Each of our fabric has their own living wage calculations. And everything gets checked, along with wage records actually received by the Ibus!
The most important documents that are checked every year are our Time Motion Studies (TMS) records. It is the way we calculate how much our Ibus should receive for each fabric. To set it, we record how long it takes three different Ibus to finish one fabric. The average time is then used to determine the minimum piece rate that is in line with a living wage.
To give you an idea of how complex and laborious this process is: Each single product and its subparts has its own TMS – even the little rope that ties your #MadeRight pouch. No detail is too small when it comes to paying fair wages.
Why all the trouble?
If you’ve ever gone through any kind of certification, you know that it's a lot of hard work. Both during the year as we have to keep up with requirements of annual safety and worker rights trainings, record keeping, etc. – and, of course, during the actual audit itself.
Even though the process can be frustrating at times, setting and following clear standards is incredibly important. Imagine the workers of Rana Plaza had a way to report the cracks they had noticed along the workshop walls not just to their supervisor, but to the brands who produced there. What if the workshop had been inspected once a year by an independent party?
Over 1,100 textile workers would probably still be alive today.
Yet, even seemingly small things like having a well stocked First Aid box or readily available protective gear when dealing with hot water during the batik process can safeguard the protection and dignity of our Ibus.
Knowing their rights and being paid living wages uplift our Ibus’ entire communities – and makes their craft interesting again for the next generation, bringing many young women to our Rumah SukkhaCitta every year to learn.
That’s why it’s so important to normalize the use of ethical practices in Indonesia’s craft industry. Setting clear standards and having them verified independently is the only way to bring about meaningful change in this highly informal sector – where exploitation and environmental destruction are still very much the norm.
Being Accountable to our Standards
Finally, in a world where everything is marketed as ethical, green or sustainable, certifications like B Corp or Nest help cut through the noise.
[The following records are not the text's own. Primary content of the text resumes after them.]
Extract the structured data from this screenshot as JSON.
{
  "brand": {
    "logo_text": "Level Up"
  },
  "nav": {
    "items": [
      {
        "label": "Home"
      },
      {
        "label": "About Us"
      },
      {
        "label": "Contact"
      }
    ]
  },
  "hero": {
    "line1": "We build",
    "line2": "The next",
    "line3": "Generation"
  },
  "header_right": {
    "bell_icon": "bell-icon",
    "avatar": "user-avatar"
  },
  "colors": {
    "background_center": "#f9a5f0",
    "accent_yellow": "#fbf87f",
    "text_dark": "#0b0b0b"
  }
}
They are our way of being accountable to our own standards – and, of course, to you.
We want you to know for sure that your choices are making a difference.
Because it really, really does:
Upon saying our goodbyes, Ibu Sri Endah tells me how, to this day, things haven’t gone back to normal since the onset of the pandemic. How many husbands are still out of work, how general demand for anything in the region is very, very low.
What has kept her and her family afloat was your #MadeRight pieces.
Setting a new standard for Indonesia’s craft industry often feels like an uphill battle. But it's a battle that needs to be fought and won. And we wouldn't be able to do this without your belief and unwavering support.
Thank you for choosing change.